The annual banding of mourning doves helps Oregon land a longer dove-hunting season and bigger bag limits this year, matching other Western states.
WHITE CITY — Vince Oredson creeps slowly to an aluminum trap set in a field at the Denman Wildlife Area and finds a handful of mourning doves whose taste for oats has them ripe for inscription.
Oredson reaches into the trap and grabs a female dove, which rests docilely on her back as the state wildlife biologist slips a little numbered aluminum bracelet on her right leg and crimps and it closed with a pair of pliers.
"That right there is a beautiful bird," Oredson says.
He uncups his hands and the bird takes flight, bolting to a nearby set of trees with the other doves captured and banded that day — cooing away as if they're swapping stories about what it's like to sport new bling and work for Da Man.
Officially, she's dove No. 06276, part of a state and national mark-and-recapture program that not only helps biologists get good population estimates of these little game birds. It also has provided enough ammunition to get Oregon's season lengthened and its limit increased this year.

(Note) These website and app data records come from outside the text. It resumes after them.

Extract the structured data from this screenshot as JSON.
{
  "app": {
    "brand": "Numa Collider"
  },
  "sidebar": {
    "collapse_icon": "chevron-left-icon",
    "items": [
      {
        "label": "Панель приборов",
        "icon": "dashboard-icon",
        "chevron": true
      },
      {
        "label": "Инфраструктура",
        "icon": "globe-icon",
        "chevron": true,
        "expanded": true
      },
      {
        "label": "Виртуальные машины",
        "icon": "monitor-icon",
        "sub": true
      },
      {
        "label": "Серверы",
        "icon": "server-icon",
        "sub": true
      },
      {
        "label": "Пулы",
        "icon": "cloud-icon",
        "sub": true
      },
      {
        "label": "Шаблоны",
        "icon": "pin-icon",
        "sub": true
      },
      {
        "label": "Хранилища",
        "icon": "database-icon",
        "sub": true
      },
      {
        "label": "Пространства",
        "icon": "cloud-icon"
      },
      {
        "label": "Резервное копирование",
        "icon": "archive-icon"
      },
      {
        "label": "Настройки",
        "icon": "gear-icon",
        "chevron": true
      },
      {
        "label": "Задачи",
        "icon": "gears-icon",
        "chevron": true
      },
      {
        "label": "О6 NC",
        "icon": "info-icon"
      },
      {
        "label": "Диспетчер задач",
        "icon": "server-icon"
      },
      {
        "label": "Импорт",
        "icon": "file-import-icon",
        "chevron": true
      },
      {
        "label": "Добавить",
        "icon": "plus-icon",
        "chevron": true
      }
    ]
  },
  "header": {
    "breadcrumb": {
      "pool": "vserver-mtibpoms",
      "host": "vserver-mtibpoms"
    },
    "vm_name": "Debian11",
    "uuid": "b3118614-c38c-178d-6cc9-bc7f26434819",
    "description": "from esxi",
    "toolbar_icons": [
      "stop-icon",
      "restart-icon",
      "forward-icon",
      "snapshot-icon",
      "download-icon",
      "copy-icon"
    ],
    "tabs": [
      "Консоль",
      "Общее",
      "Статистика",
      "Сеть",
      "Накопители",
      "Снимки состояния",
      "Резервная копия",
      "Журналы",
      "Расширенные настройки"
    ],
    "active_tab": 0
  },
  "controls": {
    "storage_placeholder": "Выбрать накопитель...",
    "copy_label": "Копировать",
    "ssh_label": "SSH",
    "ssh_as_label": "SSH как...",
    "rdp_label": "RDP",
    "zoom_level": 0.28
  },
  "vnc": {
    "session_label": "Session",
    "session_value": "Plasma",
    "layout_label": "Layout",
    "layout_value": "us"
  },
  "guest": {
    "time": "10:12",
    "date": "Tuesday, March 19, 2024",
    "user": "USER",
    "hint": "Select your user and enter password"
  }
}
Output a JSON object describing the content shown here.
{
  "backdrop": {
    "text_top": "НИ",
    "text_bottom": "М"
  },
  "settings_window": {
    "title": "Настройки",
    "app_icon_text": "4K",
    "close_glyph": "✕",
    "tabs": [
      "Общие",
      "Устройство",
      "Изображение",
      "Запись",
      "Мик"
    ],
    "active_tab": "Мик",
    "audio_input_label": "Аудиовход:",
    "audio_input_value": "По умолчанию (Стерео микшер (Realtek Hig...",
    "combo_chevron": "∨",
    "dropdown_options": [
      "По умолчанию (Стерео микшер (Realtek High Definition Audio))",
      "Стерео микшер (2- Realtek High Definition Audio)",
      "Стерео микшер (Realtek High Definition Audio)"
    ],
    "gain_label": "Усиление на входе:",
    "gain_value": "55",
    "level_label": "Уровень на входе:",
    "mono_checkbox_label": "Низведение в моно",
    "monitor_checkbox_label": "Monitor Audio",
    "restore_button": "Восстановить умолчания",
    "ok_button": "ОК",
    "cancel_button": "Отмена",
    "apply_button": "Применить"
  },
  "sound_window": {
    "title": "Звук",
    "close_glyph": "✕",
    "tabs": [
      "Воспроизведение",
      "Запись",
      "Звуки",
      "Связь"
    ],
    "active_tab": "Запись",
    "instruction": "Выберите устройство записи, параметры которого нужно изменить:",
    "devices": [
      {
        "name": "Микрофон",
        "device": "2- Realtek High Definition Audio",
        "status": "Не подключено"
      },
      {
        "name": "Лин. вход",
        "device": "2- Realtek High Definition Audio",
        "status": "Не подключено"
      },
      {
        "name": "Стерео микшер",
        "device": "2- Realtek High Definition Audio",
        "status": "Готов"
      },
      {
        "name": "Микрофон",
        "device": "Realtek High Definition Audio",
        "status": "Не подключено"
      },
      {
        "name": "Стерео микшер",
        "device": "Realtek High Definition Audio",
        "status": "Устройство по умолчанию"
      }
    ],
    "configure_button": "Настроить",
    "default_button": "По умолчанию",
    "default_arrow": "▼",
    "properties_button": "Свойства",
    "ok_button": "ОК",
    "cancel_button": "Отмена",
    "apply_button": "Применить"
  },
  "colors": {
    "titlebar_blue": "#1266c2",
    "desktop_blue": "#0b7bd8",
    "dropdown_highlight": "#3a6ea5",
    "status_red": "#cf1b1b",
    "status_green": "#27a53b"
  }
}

Birds are banded statewide, and hunters who shoot a banded bird turn the band in so biologists can calculate population estimates based on how many banded birds are "recaptured" by hunters, both in Oregon and across the continent.
The result is that the traditional 30-day September season in Oregon has been doubled to Sept. 1 through Oct. 30, and the daily limit has increased from 10 birds to 15.
The banding survey began here in 2008 and is nearly identical to the one used to estimated waterfowl populations. It replaces so-called "coo counts," during which biologists annually walked specific routes and counted how many dove coos they heard.
"That didn't tell you how many doves are out there. It just told you whether it was up or down compared to past years," says Brandon Reishus, ODFW's migratory game bird coordinator. "The new methodology is showing there are plenty of doves out there."
The survey shows a 2013 estimate of 48 million doves in the Western seven states that make up the dove's Western Management Unit as defined by the U.S. Fish and Wildlife Service. That's about average for this portion of the continent, Reishus says.
Hunters in that unit last year shot about 1.8 million birds, with 1.5 million shot in California and Arizona, Reishus says. On average, about 3,000 to 5,000 Oregonians hunt doves, killing about 64,000 annually, he says.
Eleven of those birds had Mark DeGarmo's name on them.
The Medford hunter is one of about 60 who show up at Denman on opening day, which statistically is by far the best hunting day of the season.
"There were doves all over the place, and I got my limit," says DeGarmo, 45. "I brought my dad out the next day and we saw two and shot one. That was it."
That also is common.
In Oregon, 26 percent of the doves shot by hunters fell on opening day, and 80 percent were shot the first week, then effort and success fall off the charts, Reishus says.
DeGarmo says he takes five or six shots per bird and plans on trying to hit 15 on opening day at Denman.
"Getting five more last year would have been stretching it," DeGarmo says. "Besides, I don't know if I can carry that many shells in the field."
Oredson finds himself in the Denman fields most work days in July through late August during the dove-banding period.
He sets the dove traps in the evening and baits them with oats, which doves seem to have a soft spot for, then checks them around 7 a.m. before the heat of the day sets in.
The rudimentary traps make it easy for the relatively gullible birds to get in but they find it difficult to get out.
"They come in flocks," Oredson says. "They either all go to one field or they don't. It's kind of all or nothing."
This particular day of banding is classified as all.
Oredson bands 13 new birds and releases three birds he's already banded.
Each one flies to freedom out of his hands, but they fly more horizontally than vertically.
"They fly pretty low when they're upset," Oredson says. "They don't like to fly straight up. That's where the hawks are."
A juvenile bird, the 17th in the trap that day, was set to become No. 06190, but he dodged Oredson's hands and escaped.
"The one that got away," he says. "He got to have a good story to tell his buddies."
Reach reporter Mark Freeman at 541-776-4470 or email@example.com. Follow him at www.twitter.com/MTwriterFreeman.